Last year and now this year, I start to miss springtime about now. What I really miss is springtime in Michigan, in Ann Arbor, where eight different mature flowering fruit trees in the half acre front yard would begin to get the vaguest tinges of various shades of pink. I miss living in a place where we would have ducks up from the Huron River and nesting birds gearing up for eggs and then hatch-lings. Chicago is okay; I mean, at least the season changes but it is so crowded, urban, hustle bustle that the main signs of spring are the melting of the blackened snow and the blooming of my dozen tulips Betsy gave me. (Next year, of course, I’ll have 1000 bulbs, thanks to Bud. Right after I jack hammer the courtyard and alley, bring in 800 yards of dirt and get those puppies planted…Betsy, I see daffodils in your future.)
Down here in Florida, it appears there are two seasons: warm pollen season and hot hurricane season. We’re at the tail end of the former.
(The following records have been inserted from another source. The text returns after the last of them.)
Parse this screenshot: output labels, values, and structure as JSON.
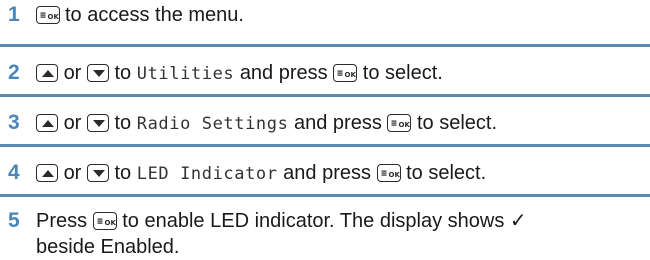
{
  "steps": [
    {
      "num": "1",
      "parts": {
        "after_key": "to access the menu."
      }
    },
    {
      "num": "2",
      "parts": {
        "or": "or",
        "to": "to",
        "target": "Utilities",
        "press": "and press",
        "end": "to select."
      }
    },
    {
      "num": "3",
      "parts": {
        "or": "or",
        "to": "to",
        "target": "Radio Settings",
        "press": "and press",
        "end": "to select."
      }
    },
    {
      "num": "4",
      "parts": {
        "or": "or",
        "to": "to",
        "target": "LED Indicator",
        "press": "and press",
        "end": "to select."
      }
    },
    {
      "num": "5",
      "parts": {
        "press": "Press",
        "line1": "to enable LED indicator. The display shows ✓",
        "line2": "beside Enabled."
      }
    }
  ],
  "keys": {
    "ok_label": "OK",
    "up_icon": "up-arrow-key-icon",
    "down_icon": "down-arrow-key-icon"
  },
  "colors": {
    "step_number": "#4a86b8",
    "divider": "#5b8ab0"
  }
}
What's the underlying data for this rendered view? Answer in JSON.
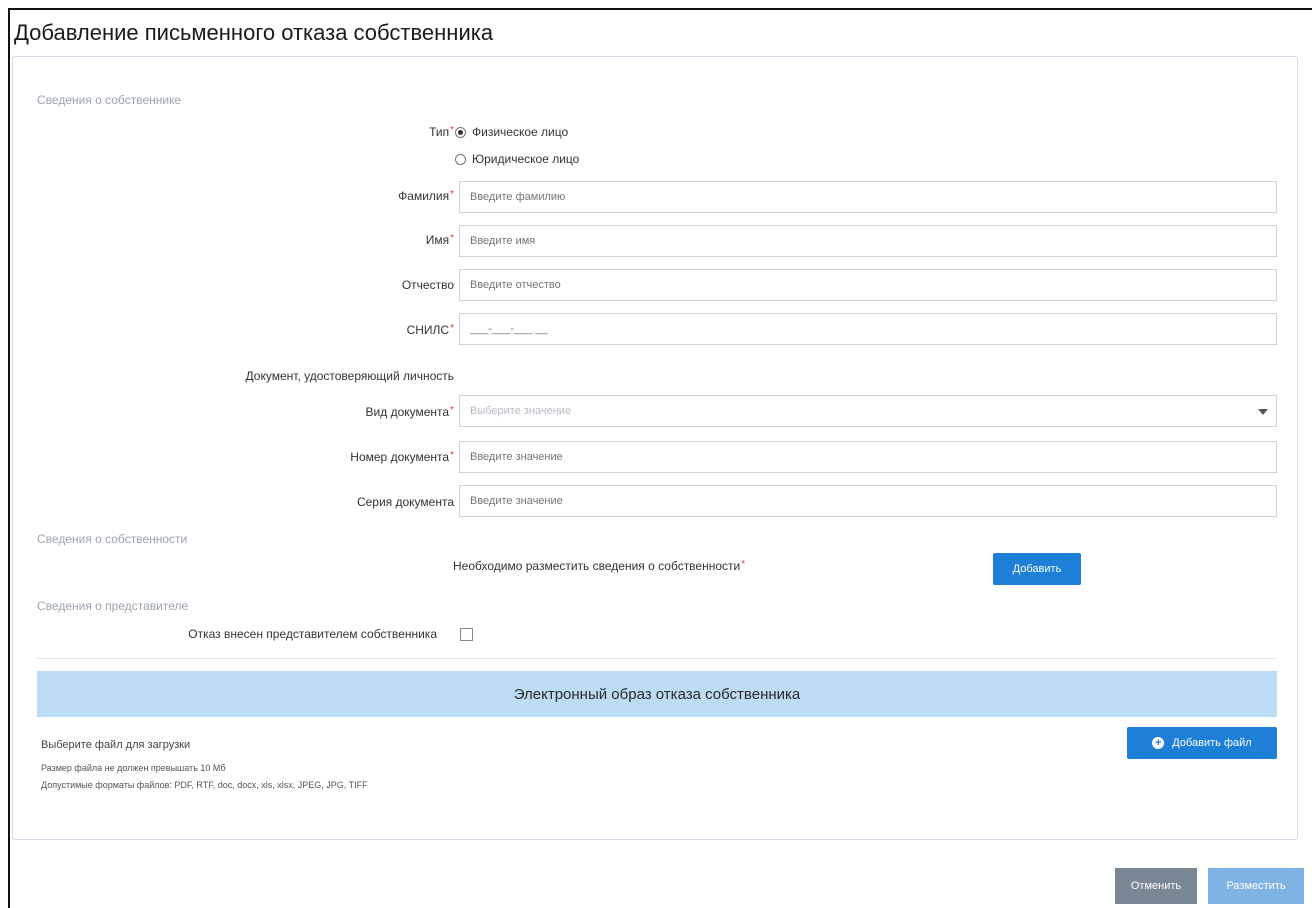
{
  "page_title": "Добавление письменного отказа собственника",
  "owner_section": {
    "heading": "Сведения о собственнике",
    "type_label": "Тип",
    "type_options": [
      "Физическое лицо",
      "Юридическое лицо"
    ],
    "type_selected": "Физическое лицо",
    "surname": {
      "label": "Фамилия",
      "placeholder": "Введите фамилию",
      "value": ""
    },
    "name": {
      "label": "Имя",
      "placeholder": "Введите имя",
      "value": ""
    },
    "patronymic": {
      "label": "Отчество",
      "placeholder": "Введите отчество",
      "value": ""
    },
    "snils": {
      "label": "СНИЛС",
      "placeholder": "___-___-___ __",
      "value": ""
    },
    "id_doc_heading": "Документ, удостоверяющий личность",
    "doc_type": {
      "label": "Вид документа",
      "placeholder": "Выберите значение"
    },
    "doc_number": {
      "label": "Номер документа",
      "placeholder": "Введите значение",
      "value": ""
    },
    "doc_series": {
      "label": "Серия документа",
      "placeholder": "Введите значение",
      "value": ""
    }
  },
  "property_section": {
    "heading": "Сведения о собственности",
    "required_text": "Необходимо разместить сведения о собственности",
    "add_button": "Добавить"
  },
  "representative_section": {
    "heading": "Сведения о представителе",
    "checkbox_label": "Отказ внесен представителем собственника",
    "checked": false
  },
  "upload_section": {
    "banner": "Электронный образ отказа собственника",
    "choose_text": "Выберите файл для загрузки",
    "size_note": "Размер файла не должен превышать 10 Мб",
    "formats_note": "Допустимые форматы файлов: PDF, RTF, doc, docx, xls, xlsx, JPEG, JPG, TIFF",
    "add_file_button": "Добавить файл"
  },
  "footer": {
    "cancel_button": "Отменить",
    "submit_button": "Разместить"
  },
  "colors": {
    "primary": "#1e7fd8",
    "banner_bg": "#bcdcf3",
    "required": "#e53935"
  }
}
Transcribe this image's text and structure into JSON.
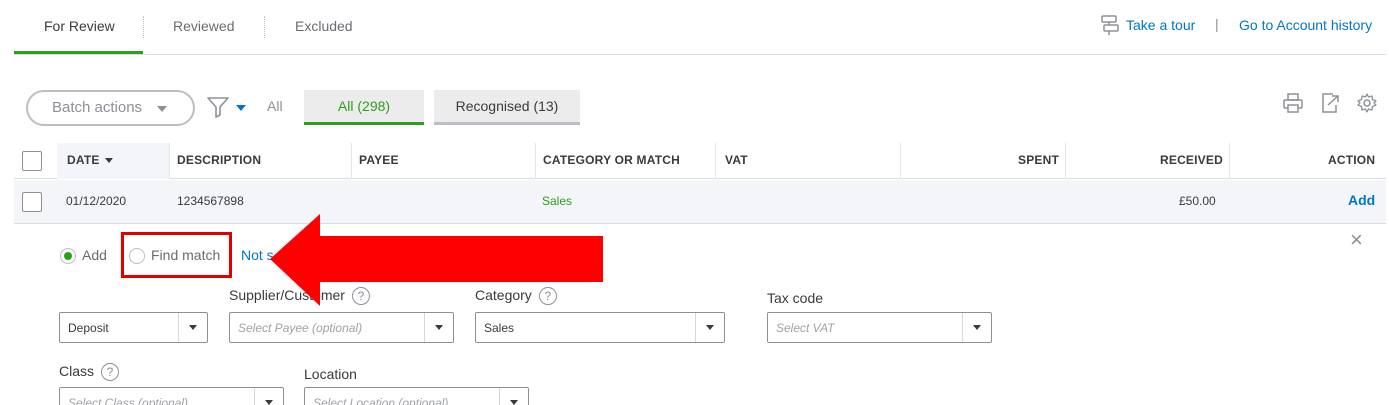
{
  "tabs": [
    {
      "label": "For Review",
      "active": true
    },
    {
      "label": "Reviewed",
      "active": false
    },
    {
      "label": "Excluded",
      "active": false
    }
  ],
  "top_links": {
    "tour_icon": "tour-signpost-icon",
    "take_tour": "Take a tour",
    "separator": "|",
    "account_history": "Go to Account history"
  },
  "toolbar": {
    "batch_actions": "Batch actions",
    "filter_icon": "filter-funnel-icon",
    "all_label": "All",
    "pill_all": "All (298)",
    "pill_recognised": "Recognised (13)",
    "icons": [
      "print-icon",
      "export-icon",
      "gear-icon"
    ]
  },
  "table": {
    "headers": {
      "date": "DATE",
      "description": "DESCRIPTION",
      "payee": "PAYEE",
      "category": "CATEGORY OR MATCH",
      "vat": "VAT",
      "spent": "SPENT",
      "received": "RECEIVED",
      "action": "ACTION"
    },
    "rows": [
      {
        "date": "01/12/2020",
        "description": "1234567898",
        "payee": "",
        "category": "Sales",
        "vat": "",
        "spent": "",
        "received": "£50.00",
        "action": "Add"
      }
    ]
  },
  "detail": {
    "radio_add": "Add",
    "radio_find_match": "Find match",
    "link_not_sure": "Not s",
    "close": "×",
    "type_select": "Deposit",
    "supplier_label": "Supplier/Customer",
    "supplier_placeholder": "Select Payee (optional)",
    "category_label": "Category",
    "category_value": "Sales",
    "tax_label": "Tax code",
    "tax_placeholder": "Select VAT",
    "class_label": "Class",
    "class_placeholder": "Select Class (optional)",
    "location_label": "Location",
    "location_placeholder": "Select Location (optional)",
    "help": "?"
  },
  "colors": {
    "accent_green": "#2ca01c",
    "link_blue": "#0077c5",
    "annotation_red": "#e10000"
  }
}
I’ve lived through the annoyance of falling leaves and the allergens of changing seasons but I could never, ever imagine that a tree (the Live Oak or Querus virginiana-querus, indeed) could drop leaves and seeds continuously for 3 months. Damn! Those pollen infested stringy seeds are piled up 2 feet deep around here. You can rake and sweep them up one day and the next day it’s raining down seeds all over again. This goes on for weeks. The leaves make good mulch but the seeds! And the little one inch strands break up into a million microscopic pieces when a 22# cat rolls around in them (ya, ya, he’s not losing any weight). McCloud comes in looking like a giant pile of compost and where he normally has spiffy white sox, these weeks they are bright yellow with pollen.
The good news in the yard has been the Earth Boxes. I am so in love with my Earth Boxes. Remember when I started them mid-January?
And then, within a month they looked like this:
I have a plan to start an Earth Box franchise in Chicago. These will be a huge hit for all the city dwellers who want so much to be green. It’s not easy being green (tee-hee, I made myself laugh) when there are no yards or gardens but these would work really well in courtyards. I’m planning to take back several and start all over again with cool weather lettuce and peas and then tiny tomatoes. The amount of fruit, the constant moisture level, the lack of bugs, the short season high-intensity gardening works for me.
We’ve had a steady supply of beautiful greens and just this week I have more pea pods and tomatoes than I can eat.
I also have peppers: sweet bell, jalapenos, habaneros and datils. So far, only the jalapenos and habaneros are ripe enough to pick; the others are within a week or two.
It’s time to start sharing with the neighbors.